"Naturals," I'm told, are in these days. That doesn't come as much of a revelation, since I wasn't aware that they were ever out.
What has changed, I've noticed, is the way in which this term is used. In the realm of interior design, "naturals" once referred to such fabrics as linens, cottons, wools and silks, usually in beige or off-white shades. And when used as a modifier for materials and finishes, "natural" generally meant wood, ceramic, stone and leather, treated in ways that emphasized their basic texture, color and grain.
These definitions still hold. And those types of naturals are very much in evidence in the casually elegant interiors that are so fashionable today. But now I also hear the term "naturals" used in regard to patterns that emulate the look of animal skins like leopard, tiger, snake, shark and antelope. Imitation tortoise shell and even fake feathers are described in this way, too.
While this may well be a new use for the term, there's nothing new about the look itself. Animal-skin patterns have been seen for centuries on fabrics, carpets and wallpapers. Then as now, this styling wasoften executed in an artistic manner, though with tongue planted firmly in cheek.

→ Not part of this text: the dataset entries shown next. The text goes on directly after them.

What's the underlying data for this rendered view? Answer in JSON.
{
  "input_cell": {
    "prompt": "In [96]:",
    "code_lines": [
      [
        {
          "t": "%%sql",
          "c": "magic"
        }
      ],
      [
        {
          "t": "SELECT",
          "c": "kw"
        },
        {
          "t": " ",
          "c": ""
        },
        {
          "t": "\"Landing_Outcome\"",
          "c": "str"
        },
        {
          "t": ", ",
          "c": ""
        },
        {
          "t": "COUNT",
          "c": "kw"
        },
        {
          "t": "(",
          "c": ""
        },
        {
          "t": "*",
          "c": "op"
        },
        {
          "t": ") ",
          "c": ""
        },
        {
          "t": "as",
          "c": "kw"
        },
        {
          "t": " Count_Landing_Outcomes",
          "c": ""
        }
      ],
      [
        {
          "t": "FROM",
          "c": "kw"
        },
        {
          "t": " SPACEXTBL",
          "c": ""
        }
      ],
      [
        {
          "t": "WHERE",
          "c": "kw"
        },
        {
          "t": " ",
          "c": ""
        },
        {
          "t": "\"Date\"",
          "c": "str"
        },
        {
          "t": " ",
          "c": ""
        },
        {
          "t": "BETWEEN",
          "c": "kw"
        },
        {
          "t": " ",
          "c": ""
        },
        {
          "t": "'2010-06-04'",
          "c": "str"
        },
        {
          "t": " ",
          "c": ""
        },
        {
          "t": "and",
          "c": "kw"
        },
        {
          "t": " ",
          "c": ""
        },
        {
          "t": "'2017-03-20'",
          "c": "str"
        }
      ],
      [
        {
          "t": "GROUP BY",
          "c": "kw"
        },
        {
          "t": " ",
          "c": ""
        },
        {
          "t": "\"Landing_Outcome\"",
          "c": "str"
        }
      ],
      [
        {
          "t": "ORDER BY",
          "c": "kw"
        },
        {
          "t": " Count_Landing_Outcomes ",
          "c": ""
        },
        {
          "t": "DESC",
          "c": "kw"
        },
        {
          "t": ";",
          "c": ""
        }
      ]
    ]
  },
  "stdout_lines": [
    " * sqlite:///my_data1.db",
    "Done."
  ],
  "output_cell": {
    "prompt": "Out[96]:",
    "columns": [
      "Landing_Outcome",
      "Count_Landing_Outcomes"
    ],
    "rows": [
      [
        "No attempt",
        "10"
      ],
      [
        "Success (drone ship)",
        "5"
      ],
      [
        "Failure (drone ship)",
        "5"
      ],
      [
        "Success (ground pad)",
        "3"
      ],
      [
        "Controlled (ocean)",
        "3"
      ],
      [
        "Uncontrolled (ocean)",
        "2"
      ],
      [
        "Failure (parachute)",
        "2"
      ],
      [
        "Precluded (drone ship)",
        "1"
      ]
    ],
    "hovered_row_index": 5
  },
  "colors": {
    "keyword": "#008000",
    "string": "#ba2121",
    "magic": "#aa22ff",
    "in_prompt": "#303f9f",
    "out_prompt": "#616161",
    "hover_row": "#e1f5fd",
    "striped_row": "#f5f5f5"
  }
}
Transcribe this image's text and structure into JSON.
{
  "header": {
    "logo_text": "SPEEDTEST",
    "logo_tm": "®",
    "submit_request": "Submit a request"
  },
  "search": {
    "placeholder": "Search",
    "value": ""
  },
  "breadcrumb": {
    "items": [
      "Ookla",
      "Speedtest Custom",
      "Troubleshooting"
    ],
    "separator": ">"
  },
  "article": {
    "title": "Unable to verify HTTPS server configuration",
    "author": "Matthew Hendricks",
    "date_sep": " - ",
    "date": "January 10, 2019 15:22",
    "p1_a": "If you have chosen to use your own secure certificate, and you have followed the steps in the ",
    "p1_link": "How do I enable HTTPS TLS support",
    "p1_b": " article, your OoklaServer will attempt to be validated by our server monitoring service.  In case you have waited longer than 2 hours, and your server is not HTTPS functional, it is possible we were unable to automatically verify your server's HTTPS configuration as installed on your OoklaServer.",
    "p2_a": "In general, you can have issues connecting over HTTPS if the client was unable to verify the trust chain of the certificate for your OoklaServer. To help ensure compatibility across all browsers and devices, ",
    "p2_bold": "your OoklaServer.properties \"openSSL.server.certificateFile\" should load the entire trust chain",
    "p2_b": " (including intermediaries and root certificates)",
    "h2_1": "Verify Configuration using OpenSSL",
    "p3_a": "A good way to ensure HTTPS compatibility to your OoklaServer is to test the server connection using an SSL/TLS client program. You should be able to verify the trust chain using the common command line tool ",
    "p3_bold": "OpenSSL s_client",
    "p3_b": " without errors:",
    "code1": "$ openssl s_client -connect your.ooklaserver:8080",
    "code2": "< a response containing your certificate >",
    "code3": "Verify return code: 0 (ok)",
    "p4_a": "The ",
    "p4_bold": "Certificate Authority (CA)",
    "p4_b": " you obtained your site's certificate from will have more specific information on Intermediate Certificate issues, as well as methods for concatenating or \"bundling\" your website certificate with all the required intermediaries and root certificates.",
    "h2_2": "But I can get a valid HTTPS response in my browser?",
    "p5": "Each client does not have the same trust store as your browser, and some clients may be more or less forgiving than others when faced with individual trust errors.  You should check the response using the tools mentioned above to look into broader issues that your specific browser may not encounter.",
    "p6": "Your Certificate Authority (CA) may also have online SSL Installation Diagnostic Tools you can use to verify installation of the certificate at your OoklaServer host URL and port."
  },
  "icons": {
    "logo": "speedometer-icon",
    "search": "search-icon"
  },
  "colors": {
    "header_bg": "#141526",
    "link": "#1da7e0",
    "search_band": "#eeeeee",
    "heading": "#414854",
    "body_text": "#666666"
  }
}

We need look back only to the 1920s to the Cole Porter apartment in New York to find a famous example of leopard-like carpeting.
While that treatment didn't pretend to be the real thing, it was nonetheless a serious piece of craftsmanship much admired for its decorative effect.
To avoid confusion, perhaps it would be better to call these exotic examples the "faux" or the "false" instead of the "naturals." But regardless of what it's called, the animal-skin look is very popular just now. That's partly because we understand that the genuine item will never again be available -- and rightly so. Besides being ecologically incorrect, it's also illegal to sell certain animal skins.
Adding to the allure of these patterns is that they go so well with so many other designs. The multi-pattern look is very much in vogue at present. It gives a room a relaxed and eclectic appearance, with the imitation animal skins adding a textured dimension. They work with plaids, stripes, florals and just about any other pattern.
The room in the photo, for example, is filled with rich patterns, all of which manage to mesh with the ersatz snake-skin carpeting from the Stark Carpet Co. This is a sophisticated and daringly dramatic setting. A granite-top coffee table stands beside a sofa upholstered in a large jungle leaf design. The other fabrics in the room include shimmering silks in pewter colors. Accented with ferns, palms and orchids -- all of them spotted with pinpoint lighting -- this qualifies as a very uptown space.
K? But is it natural? That's up to the trendsetters to decide.